### What the task requires
The word "tubuladura" may appear in some of the lines below. State how many lines contain it, and write only that number.

/---

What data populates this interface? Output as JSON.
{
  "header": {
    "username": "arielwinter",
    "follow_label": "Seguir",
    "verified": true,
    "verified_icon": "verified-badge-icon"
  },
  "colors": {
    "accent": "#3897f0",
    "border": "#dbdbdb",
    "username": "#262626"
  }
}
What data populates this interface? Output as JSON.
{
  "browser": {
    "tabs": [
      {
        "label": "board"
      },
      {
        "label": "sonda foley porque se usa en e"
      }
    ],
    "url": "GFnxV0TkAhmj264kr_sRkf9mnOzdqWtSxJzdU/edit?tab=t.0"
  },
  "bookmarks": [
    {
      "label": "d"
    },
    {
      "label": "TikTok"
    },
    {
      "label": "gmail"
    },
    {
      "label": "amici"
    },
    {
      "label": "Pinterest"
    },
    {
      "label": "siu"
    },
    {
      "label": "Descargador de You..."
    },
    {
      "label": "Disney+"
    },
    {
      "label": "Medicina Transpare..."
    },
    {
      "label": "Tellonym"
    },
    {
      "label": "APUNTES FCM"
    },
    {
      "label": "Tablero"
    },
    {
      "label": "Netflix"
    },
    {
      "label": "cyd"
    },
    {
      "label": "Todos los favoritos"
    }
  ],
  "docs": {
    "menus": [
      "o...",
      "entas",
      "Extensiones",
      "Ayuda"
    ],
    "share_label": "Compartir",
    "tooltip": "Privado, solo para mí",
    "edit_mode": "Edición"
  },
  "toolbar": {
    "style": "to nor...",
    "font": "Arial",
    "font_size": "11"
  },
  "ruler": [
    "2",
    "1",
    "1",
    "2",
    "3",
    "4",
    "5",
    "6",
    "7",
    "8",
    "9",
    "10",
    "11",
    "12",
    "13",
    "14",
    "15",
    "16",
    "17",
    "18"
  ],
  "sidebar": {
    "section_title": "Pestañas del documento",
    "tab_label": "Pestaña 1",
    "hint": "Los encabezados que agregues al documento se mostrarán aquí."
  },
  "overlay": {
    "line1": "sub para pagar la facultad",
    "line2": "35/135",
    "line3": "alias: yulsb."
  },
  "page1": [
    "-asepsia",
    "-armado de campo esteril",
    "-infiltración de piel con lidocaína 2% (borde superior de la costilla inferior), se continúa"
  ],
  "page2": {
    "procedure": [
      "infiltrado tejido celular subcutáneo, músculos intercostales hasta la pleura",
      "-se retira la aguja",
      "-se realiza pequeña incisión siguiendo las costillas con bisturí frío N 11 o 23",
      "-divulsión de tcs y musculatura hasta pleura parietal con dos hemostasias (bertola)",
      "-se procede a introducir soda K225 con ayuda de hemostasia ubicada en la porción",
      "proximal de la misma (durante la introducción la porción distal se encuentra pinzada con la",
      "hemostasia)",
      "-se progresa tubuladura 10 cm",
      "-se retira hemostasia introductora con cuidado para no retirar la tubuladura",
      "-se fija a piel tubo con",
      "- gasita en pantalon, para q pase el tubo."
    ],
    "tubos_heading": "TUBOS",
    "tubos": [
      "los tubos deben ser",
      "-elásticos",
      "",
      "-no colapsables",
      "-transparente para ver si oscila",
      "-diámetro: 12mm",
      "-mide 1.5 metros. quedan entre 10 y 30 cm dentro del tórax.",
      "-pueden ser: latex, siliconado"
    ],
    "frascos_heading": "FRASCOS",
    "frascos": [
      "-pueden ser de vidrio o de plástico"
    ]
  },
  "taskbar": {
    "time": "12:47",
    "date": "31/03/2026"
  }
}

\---

### Reply to the exercise
2